Blood Transfusions Reconsidered
IN THIS gloomy age of AIDS, the greatest threat to a hospital patient’s health may lurk in the operating room. “There is no way we can make the blood supply completely sterile,” says Dr. Richard Spence, who for more than a decade has directed the Center for Bloodless Surgery at Cooper Hospital-University Medical Center in Camden, New Jersey, U.S.A.
Not surprisingly, the center treats many of Jehovah’s Witnesses, whose Bible-based refusal of blood transfusions is well-known. (Leviticus 17:11; Acts 15:28, 29) However, a number of non-Witness patients are showing up at the center as well, concerned about the potential dangers of transfusing blood, which include the contracting of hepatitis, AIDS, and other diseases. “The rise of AIDS has shown the need for screening blood,” notes the Courier-Post Weekly Report on Science and Medicine. “But some cases can still slip through the screening process because someone could have the virus before it would show up on a test.”
Because of such dangers, the Center for Bloodless Surgery utilizes alternatives to blood transfusions, including the reinfusion of a patient’s own blood—a technique that some Witnesses may find unobjectionable under certain circumstances.* Another treatment involves the use of drugs that stimulate the patient’s blood production. Additionally, a synthetic blood substitute is occasionally employed to bolster the delivery of oxygen without the need for transfused blood. “Jehovah’s Witnesses want the best medical care,” says Dr. Spence, “but they want alternatives to transfusions.”
Jehovah’s Witnesses are thankful for the cooperation and assistance they have received from doctors who respect their religious convictions. As a result, they have indeed received “the best medical care” and have maintained a clean conscience before Jehovah God.—2 Timothy 1:3.
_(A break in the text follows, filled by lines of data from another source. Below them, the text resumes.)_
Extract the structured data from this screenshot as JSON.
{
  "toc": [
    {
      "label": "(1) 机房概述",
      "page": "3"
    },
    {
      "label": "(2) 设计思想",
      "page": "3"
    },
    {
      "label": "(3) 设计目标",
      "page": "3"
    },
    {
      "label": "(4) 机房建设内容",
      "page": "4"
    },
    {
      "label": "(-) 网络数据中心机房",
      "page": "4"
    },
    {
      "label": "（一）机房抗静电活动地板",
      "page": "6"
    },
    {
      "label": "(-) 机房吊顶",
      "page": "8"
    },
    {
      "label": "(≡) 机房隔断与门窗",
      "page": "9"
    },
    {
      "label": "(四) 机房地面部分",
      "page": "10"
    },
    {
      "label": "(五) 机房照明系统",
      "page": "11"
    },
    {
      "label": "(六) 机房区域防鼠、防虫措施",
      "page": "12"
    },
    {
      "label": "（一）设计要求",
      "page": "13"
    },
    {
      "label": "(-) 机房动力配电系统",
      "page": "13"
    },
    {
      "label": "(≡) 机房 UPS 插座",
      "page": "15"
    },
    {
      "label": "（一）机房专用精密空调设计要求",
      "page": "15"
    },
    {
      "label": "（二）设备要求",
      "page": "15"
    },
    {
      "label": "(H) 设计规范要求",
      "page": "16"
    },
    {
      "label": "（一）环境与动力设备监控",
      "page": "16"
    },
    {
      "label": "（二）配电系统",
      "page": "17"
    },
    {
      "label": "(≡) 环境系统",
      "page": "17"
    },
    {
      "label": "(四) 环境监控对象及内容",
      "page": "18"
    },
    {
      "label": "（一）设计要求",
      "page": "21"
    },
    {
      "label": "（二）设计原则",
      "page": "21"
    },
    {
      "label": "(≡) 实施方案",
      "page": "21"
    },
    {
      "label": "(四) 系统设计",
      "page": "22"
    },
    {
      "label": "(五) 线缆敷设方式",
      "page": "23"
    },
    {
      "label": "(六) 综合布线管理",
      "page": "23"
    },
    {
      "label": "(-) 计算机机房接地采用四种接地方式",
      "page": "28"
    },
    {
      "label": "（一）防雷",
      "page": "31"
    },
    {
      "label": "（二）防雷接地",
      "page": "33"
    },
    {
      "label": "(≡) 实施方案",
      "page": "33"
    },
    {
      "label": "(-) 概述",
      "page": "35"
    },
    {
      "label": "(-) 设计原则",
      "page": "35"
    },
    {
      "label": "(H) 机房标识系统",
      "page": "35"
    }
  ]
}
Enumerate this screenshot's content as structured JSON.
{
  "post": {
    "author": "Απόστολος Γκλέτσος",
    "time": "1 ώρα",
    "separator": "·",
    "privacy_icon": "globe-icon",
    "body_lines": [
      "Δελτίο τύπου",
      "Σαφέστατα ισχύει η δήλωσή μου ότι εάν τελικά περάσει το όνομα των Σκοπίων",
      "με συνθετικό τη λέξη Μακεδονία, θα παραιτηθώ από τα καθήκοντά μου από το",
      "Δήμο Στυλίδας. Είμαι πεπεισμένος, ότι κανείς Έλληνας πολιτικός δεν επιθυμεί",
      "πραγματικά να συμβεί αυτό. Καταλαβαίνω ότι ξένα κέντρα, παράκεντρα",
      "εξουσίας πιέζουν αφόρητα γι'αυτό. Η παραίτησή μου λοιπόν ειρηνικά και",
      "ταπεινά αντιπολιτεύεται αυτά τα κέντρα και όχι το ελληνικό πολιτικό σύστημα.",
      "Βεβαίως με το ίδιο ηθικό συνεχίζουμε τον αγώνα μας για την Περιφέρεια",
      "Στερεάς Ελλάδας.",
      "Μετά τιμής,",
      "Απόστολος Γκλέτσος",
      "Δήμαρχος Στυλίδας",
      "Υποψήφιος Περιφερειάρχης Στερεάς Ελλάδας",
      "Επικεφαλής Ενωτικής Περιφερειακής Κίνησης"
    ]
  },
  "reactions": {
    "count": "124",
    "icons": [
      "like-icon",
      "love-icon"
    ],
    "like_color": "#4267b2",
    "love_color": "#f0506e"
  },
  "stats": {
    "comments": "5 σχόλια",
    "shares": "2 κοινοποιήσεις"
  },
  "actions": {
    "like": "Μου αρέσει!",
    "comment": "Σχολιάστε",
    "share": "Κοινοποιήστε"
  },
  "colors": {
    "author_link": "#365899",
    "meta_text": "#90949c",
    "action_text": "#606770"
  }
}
A detailed discussion of this process and the factors involved in making a personal, conscientious decision is set out in The Watchtower of March 1, 1989, pages 30-1.